The specially modified aircraft – operated remotely by a ‘pilot’ at a computer terminal, codenamed ‘Mojave’ – took off and landed safely on HMS Prince of Wales in a unique trial off the east coast of the US in late 2023.
No crewless machine its size – 9m long, with a wingspan of 17m, that is, 6m wider than an F-35B Lightning stealth fighter – and weighing more than 1.5tonnes fully loaded – has ever flown from an aircraft carrier other than the US Navy before.
The UK Ministry of Defence said the trial off the coast of Virginia “further unlocks the potential of the UK’s Queen Elizabeth-class aircraft carriers, demonstrating how modern uncrewed air systems can operate alongside fifth-generation crewed aircraft like the Lightnings.”

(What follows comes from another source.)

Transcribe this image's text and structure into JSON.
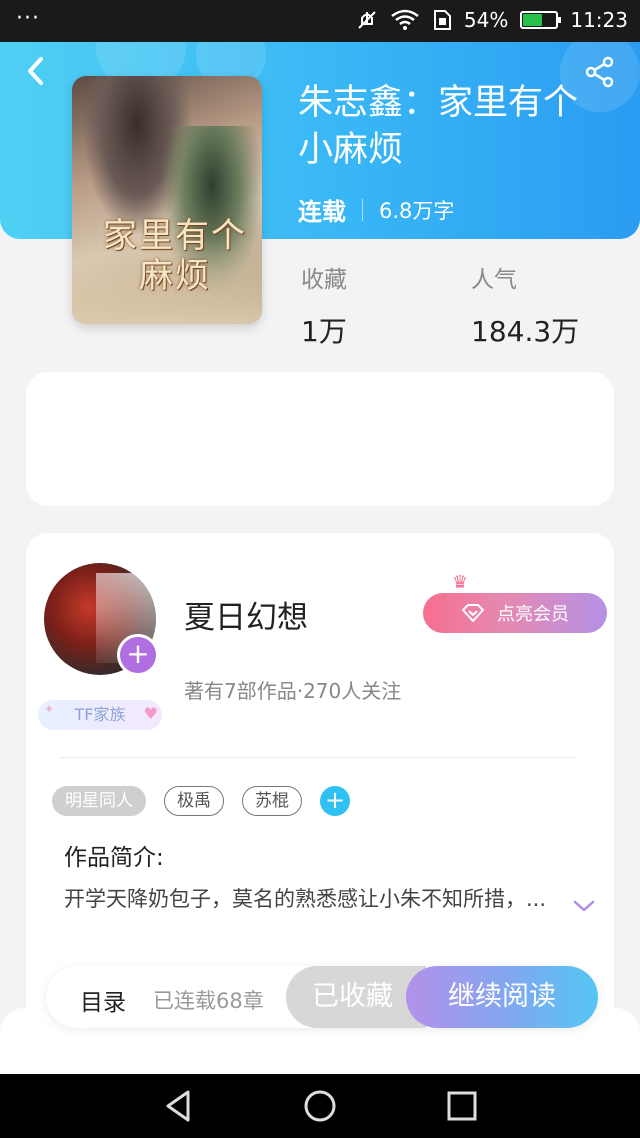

Rear Admiral James Parkin, Royal Navy Director Develop, whose team planned and led the trial said: “The Mojave trial is a European first – the first time that a remotely piloted air system of this size has operated to and from an aircraft carrier outside the US.
“The success of this trial heralds a new dawn in how we conduct maritime aviation and is another exciting step in the evolution of the Royal Navy’s carrier strike group into a mixed crewed and uncrewed fighting force.”
Royal Navy Second Sea Lord Vice Admiral Martin Connell said embracing autonomy “is the next logical step to ensuring that the Royal Navy can continue to fight and win in an increasingly complex operating environment.”
He continued: “With so many international partners interested in the results of these Mojave trials on board HMS Prince of Wales, I am delighted that we are taking the lead in such exciting and important work to unlock the longer-term potential of the aircraft carrier and push it deep into the 21st Century as a highly potent striking capability.”
Produced by US company General Atomics Aeronautical Systems, Mojave is capable of performing numerous long endurance missions from medium altitude. It is from the same family of aircraft as the Royal Air Force’s new Protector RG Mk1 – such ‘medium altitude long endurance’ remotely piloted aircraft are capable of conducting long-range surveillance and strike missions.